In order by date, the third letter we have from the Tuder's back to their homeland of Muhlenberg County, Kentucky was written September 10, 1885 by Nicholas Francis Marion (N.F.M.) Tuder to his dad's brother Hezekiah Tuder. NFM was J.W. Gailey's oldest Tuder uncle. He enlisted and served with J.W.'s father Asa Lomax Gailey in the Civil War. NFM was discharged early due to illness. He always lived near his family and no records indicate that he ever married. NFM was a skilled carpenter like his father.
The following is my transcription of the letter complete with his exact spelling of words. I believe it helps to paint a picture of maybe how they might have sounded when speaking as some words are spelled more like they sounded to the writer than the actual spelling.
Things were a bit on the dire side considering the tone of his letter. A lot of deaths in the few years the family had lived in Eastland County. There was continuing talk in this letter about property that NFM's father had inherited from his father that was apparently sold off by another member of the family with no money sent to the Texas branch of the family.
The letter below also mentions William, which was a common name for J.W. Gailey. You can tell that the family was close enough that they all knew each other's business. At this time J.W. likely lived within a quarter mile of N.F.M. at his mothers house on Rush Creek (eastern Eastland County, east of the Tudor Cemetery). J.W. Would have been married five years at this point with two small children at home.
Eastland Co Strawn PO Palo Pinto Co Texas
Sept 10th A.D. 1885
Deare uncle in answer to yours of Sept 3rd to hand was glad to heare from you all to heare that you was well. This leaves us all well that is alive. Our sisters is both dead Jane has bin dead about 5 years. Rosey has been dead a little over 1 yeare. Both left heirs. Jimey's wife is dead. She died one month after Rosey died. Father died in Dec 31, 1877 his business heare has bin wound up and I do not know how to inquire in on that matter there. I do not know the law there. I do not know wother the estate is worth enough to justify one of us to come there or not. I wish you would write the poticlars. What right Abe Reno had to sell that land and what father was due him for and all about it. See him and find out. He had better be shore he is right in his proceedings. I do not think he had any law for that. I think limitation would settle a debt 30 years old is he had of course owed him when he left there.

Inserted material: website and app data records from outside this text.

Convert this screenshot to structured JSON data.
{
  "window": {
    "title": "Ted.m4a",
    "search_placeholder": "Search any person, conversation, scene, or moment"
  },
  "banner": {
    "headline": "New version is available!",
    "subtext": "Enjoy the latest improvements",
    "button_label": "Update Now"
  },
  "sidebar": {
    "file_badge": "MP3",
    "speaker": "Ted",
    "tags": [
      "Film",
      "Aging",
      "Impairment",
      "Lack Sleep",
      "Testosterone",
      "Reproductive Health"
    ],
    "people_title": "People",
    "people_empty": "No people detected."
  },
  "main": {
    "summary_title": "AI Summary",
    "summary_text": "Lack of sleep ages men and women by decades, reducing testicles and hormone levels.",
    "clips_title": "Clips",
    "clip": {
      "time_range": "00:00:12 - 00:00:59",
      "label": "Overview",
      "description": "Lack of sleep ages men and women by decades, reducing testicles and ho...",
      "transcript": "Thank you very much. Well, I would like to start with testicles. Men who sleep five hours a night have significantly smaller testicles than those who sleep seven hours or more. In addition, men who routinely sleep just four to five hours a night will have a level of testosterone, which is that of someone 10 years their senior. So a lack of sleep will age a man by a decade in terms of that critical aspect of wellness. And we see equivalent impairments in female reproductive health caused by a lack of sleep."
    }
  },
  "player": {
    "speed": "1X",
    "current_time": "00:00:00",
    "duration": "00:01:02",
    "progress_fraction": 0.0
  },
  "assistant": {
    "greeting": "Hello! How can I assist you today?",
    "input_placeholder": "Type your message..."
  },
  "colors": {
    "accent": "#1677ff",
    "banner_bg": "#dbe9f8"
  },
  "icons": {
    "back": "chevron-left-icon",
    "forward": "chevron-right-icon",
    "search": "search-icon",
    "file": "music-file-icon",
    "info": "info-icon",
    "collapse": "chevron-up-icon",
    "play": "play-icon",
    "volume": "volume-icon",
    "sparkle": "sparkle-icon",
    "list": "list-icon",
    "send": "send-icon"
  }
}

You wrote you had wrote several times to us. This is the first letter we have got form any of you since before father died. We heard through J.S. Biard that Grandmother was dead. You wrote that the land fell to Daniel's heirs. Did you mean to Grandfathers or uncle Daniel's? Some things one way and some another.
So no more. But a little more. William has been running a thrusher this season. Wheat and oats is very good. Cotton is sorrow it will take about 6 acres to make a bale of cotton. Corn is tolerably good. It is worth 50 cents per bushel. Wheat is 60, oats 25 cents per bushel, bacon 10 cents a lb. No sale hardly for any thing.
It is getting late and I must close for this time. Write soon as you get this. So no more but remain your nephew until death.
NOTE: This letter was among several uncovered by Hezekiah Tuder's granddaughter Willa Dean Noffsinger, who still lives near the old Tuder land in Muhlenburg County, Kentucky. A special thank you goes to Mrs. Noffsinger and her generosity in sharing these letters.